  • Bikegoddess Julie

    An interesting idea that will need a lot of issues worked out. But as usual Illinois is behind the times technologically and in vision. This should have been suggested at least 3 years ago.

    However, taxing road users for wear and tear makes sense as long as type of vehicle is taken into account. But as an average 4000 a year only driver, at least 15% of it out of state, I am willing to pay my fair share, but the powers that be need to recognize that not all car owners use a car as their primary source of travel in an urban area and should make certain to implement fair taxes (because we are just so used to fair taxing, lol).

  • dennis himberger

    43 Billion or Million…. the article is not consistent? 30K/per vehicle? I have 2 collector cars I barely drive. and sure there are others with MANY more that spread their ‘yearly’ 30,000 miles ($) between ALL their vehicles. overtaxing/number of vehicles is another variable for the formula? OK for first (primary) but LESS of consecutive(?) vehicles, if terminology is correct here.
    just my $.02

  • johnaustingreenfield

    Billion — sorry about the typo. Obviously, if only $43 million was needed, all that would require would be Rauner and Emanuel selling off a few bottles from their high-priced wine club.

  • ev_one

    Increase gasoline taxes across the board, and institute an electric vehicle registration tax?

  • planetshwoop

    This is easy to fix, and I’m not sure why we it didn’t come up elsewhere: just tax insurance.

    Most car insurance providers expect you to provide the number of miles driven as that drives the risk. The VMT would simply be a pro-rated fee of that amount reported. If you don’t drive much, you don’t pay much. Insurance companies are incentivized to get the amount right as it helps them correctly price the risk, thus correctly collecting the tax.

    Drive out of state? Then request a GPS device (I have one already from Allstate) that can eliminate the tax when driving in Hoosierville or Cheese Acres. Worried about the privacy? Pay the flat fee without requesting the “discount” from the data collected from out of state.

    The state of Illinois doesn’t need to be involved.

  • neroden

    Why not have the odometer checked, and the number reported to the government, when you have your inspection done? Any inspection station which reports incorrect odometer readings to the state would get in big trouble. Then you pay the tax with your vehicle registration.

    Not difficult. Not high-tech.

  • neroden

    NO. NO. NO. No special taxes which only apply to electric cars. That is a very bad idea which penalizes people who (a) buy an electric car, and (b) don’t drive it much. We should approve of those people!

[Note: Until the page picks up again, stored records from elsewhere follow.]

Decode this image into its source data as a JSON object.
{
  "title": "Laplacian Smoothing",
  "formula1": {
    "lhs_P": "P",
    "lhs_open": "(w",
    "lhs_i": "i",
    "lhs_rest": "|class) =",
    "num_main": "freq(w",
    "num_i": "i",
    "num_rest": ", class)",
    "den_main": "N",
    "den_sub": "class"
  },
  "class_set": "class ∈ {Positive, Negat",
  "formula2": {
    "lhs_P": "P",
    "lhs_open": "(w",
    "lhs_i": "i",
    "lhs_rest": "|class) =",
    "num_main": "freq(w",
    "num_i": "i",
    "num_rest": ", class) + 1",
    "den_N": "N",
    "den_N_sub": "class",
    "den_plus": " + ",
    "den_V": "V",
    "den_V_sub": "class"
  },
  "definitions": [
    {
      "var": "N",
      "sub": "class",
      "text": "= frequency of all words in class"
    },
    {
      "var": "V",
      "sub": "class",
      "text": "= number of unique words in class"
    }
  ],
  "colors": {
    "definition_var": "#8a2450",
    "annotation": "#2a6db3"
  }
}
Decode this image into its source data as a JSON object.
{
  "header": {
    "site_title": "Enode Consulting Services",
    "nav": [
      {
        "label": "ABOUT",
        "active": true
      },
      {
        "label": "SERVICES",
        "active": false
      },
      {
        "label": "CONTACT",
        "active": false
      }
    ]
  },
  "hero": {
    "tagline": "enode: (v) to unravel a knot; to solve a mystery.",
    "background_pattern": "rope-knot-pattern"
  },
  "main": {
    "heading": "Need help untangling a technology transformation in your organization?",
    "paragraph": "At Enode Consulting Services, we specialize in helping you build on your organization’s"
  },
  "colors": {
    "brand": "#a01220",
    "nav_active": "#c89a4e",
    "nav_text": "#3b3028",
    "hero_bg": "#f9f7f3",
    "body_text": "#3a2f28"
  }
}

    (Two states — Washington and Georgia — have already done this. The result is that for low-mileage drivers it’s cheaper to operate a gasoline car. This is a very bad result..)

  • neroden

    Agreed. This would be easy to implement as part of the annual registration fee. The vehicle weight is known. The odometer reading is known…

  • That would work.
    But the state wouldn’t get payments often because inspections are done every few years.

    Another way is to input the odometer mileage at the gas pump when you fill up. The inspection would verify your counts.

    This is essentially how Peoples Gas does it: when they can’t physically inspect your meter they estimate charges and then refund any overpayment after a physical inspection.